Eating is one of the delights on a kayak camping trip, and bannock is an ideal kayak camping staple - flour, with just a few additions, which makes it compact and versatile. Lynn Beak shared the following recipe. (It refers to her Outback Oven, but much can be accomplished on a skillet.)
Beak's Bannock - Not your basic bannock.
At home, mix and pack:
  • 2 cups all-purpose flour
  • 1 cup whole wheat
  • 3 tbsp soy flour (optional)
  • 1/3 cup powdered milk
  • 1 tbsp baking powder
  • 1 ½ tsp salt
At camp, add:
  • 1 ½ cups water
  • 2 tbsp oil (vegetable or olive)
  • Up to a cup of dried apples, cranberries, blueberries, pineapple, sunflower seeds or whatever you can glean from the bush (huckleberries? salmonberries? wild strawberries or raspberries?). 
Mix and add more water if necessary. Line the oven with parchment paper; you can add a bit of oil on the paper for additional flavour and calories. Spread ingredients evenly over the paper, cover and place on stove.
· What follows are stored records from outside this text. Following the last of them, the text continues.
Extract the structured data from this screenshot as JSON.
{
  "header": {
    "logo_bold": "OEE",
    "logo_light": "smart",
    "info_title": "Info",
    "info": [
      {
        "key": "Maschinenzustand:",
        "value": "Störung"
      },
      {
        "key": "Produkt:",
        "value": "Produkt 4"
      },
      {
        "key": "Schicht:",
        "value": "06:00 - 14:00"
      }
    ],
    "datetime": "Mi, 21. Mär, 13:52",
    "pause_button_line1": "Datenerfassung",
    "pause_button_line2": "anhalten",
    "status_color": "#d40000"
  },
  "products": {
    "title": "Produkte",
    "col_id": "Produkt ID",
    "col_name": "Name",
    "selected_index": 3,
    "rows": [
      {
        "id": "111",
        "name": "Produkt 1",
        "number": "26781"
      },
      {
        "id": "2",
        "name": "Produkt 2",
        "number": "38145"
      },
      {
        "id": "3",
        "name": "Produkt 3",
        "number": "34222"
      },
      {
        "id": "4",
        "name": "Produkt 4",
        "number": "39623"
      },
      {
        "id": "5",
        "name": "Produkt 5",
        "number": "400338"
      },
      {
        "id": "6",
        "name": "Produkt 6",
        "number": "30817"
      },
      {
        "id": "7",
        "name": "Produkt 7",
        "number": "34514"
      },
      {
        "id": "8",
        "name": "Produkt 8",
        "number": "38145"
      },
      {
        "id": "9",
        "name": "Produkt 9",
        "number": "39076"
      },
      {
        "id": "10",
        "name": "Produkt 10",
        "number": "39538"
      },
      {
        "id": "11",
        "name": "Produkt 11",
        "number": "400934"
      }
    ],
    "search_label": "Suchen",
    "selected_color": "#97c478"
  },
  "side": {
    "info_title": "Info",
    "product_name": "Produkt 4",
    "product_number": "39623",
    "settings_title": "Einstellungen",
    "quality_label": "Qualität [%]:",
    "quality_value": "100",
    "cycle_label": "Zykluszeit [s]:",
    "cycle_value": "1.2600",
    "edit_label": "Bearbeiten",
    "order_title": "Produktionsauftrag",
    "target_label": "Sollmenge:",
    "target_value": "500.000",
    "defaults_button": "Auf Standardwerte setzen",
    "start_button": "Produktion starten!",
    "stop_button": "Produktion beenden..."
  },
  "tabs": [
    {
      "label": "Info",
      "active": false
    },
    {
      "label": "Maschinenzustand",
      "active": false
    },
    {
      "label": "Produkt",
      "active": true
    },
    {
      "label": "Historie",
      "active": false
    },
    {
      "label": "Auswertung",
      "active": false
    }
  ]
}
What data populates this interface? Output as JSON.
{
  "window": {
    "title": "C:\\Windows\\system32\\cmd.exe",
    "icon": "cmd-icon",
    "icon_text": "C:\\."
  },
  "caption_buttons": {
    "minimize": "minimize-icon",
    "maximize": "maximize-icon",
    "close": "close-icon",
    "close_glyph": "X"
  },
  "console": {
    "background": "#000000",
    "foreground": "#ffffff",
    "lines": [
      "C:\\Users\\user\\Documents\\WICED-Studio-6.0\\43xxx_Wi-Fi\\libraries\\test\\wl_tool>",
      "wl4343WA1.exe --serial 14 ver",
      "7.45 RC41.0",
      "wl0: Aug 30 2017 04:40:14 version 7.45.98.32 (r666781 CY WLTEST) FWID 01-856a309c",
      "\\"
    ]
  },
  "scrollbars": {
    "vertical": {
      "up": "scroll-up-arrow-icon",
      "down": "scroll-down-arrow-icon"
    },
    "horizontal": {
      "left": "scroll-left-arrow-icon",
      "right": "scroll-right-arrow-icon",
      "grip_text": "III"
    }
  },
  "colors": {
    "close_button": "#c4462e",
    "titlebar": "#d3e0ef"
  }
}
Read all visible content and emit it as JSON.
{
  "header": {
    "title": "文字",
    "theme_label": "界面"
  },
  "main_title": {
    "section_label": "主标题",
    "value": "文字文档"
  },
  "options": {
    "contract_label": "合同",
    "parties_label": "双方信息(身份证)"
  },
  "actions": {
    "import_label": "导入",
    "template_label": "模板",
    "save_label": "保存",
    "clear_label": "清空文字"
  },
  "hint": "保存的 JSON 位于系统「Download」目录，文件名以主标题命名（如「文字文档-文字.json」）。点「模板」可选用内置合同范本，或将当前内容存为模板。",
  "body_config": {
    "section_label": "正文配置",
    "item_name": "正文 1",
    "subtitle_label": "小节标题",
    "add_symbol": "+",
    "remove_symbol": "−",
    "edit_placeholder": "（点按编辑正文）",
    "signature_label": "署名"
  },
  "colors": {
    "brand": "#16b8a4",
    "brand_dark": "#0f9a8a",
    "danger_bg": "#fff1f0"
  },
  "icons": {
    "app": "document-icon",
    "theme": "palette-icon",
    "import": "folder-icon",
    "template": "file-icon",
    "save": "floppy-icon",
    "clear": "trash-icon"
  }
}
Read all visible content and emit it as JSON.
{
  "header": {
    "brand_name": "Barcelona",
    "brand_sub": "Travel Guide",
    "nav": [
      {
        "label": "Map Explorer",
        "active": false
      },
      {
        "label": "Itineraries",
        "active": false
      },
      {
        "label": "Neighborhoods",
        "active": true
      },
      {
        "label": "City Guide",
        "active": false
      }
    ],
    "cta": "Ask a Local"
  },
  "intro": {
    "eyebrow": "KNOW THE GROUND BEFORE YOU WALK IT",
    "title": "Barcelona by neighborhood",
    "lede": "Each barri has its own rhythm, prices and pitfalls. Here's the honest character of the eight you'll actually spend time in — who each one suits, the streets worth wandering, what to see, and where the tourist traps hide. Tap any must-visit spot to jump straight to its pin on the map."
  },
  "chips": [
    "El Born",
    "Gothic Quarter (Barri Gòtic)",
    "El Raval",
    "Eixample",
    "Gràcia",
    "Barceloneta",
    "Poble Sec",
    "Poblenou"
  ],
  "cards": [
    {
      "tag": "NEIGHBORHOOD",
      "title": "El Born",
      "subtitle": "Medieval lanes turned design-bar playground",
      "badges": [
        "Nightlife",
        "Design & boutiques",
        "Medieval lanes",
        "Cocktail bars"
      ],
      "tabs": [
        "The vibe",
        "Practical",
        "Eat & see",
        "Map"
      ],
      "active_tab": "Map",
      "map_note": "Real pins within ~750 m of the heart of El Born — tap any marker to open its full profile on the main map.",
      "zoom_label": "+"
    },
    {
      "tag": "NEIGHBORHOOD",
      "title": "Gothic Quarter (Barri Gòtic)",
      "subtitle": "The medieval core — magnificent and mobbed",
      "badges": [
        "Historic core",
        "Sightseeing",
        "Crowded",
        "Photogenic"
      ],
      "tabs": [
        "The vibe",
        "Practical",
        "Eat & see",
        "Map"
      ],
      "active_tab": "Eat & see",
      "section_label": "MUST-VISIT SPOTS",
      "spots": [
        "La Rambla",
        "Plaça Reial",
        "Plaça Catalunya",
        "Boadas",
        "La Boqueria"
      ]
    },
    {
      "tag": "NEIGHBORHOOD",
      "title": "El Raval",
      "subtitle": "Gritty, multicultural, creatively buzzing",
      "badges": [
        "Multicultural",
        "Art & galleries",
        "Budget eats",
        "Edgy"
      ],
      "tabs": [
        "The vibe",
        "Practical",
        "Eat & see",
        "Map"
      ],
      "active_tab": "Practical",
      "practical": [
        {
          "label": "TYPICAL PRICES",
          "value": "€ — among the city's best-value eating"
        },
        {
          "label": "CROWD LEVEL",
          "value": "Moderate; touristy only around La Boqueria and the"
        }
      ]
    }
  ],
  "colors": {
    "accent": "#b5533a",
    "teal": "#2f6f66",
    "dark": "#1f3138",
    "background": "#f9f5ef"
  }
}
Bake at high until cooked, check at 25 minutes.

There's a fine pamphlet on bannock’s history and more recipes at:

Kayakable Birding

On May 7 and 15, we are planning two club paddles that will focus on birds; see Upcoming Events. In this Newsletter, we’ll again describe a couple of species that you are likely to see at this particular time of year.

Loons are fairly large, bulky waterbirds, tending to stay a bit offshore. We'll see them in their vivid summer plumage. Winter colours are dull and similar among the loon species - even serious birders have arguments about winter loon identification.

The Common Loon is probably the most familiar, with a white partial collar, black head and body and extensive checkering on the back. It will nest well inland, lending a wilderness tone to interior woodland lakes with its low, melancholy yodeling.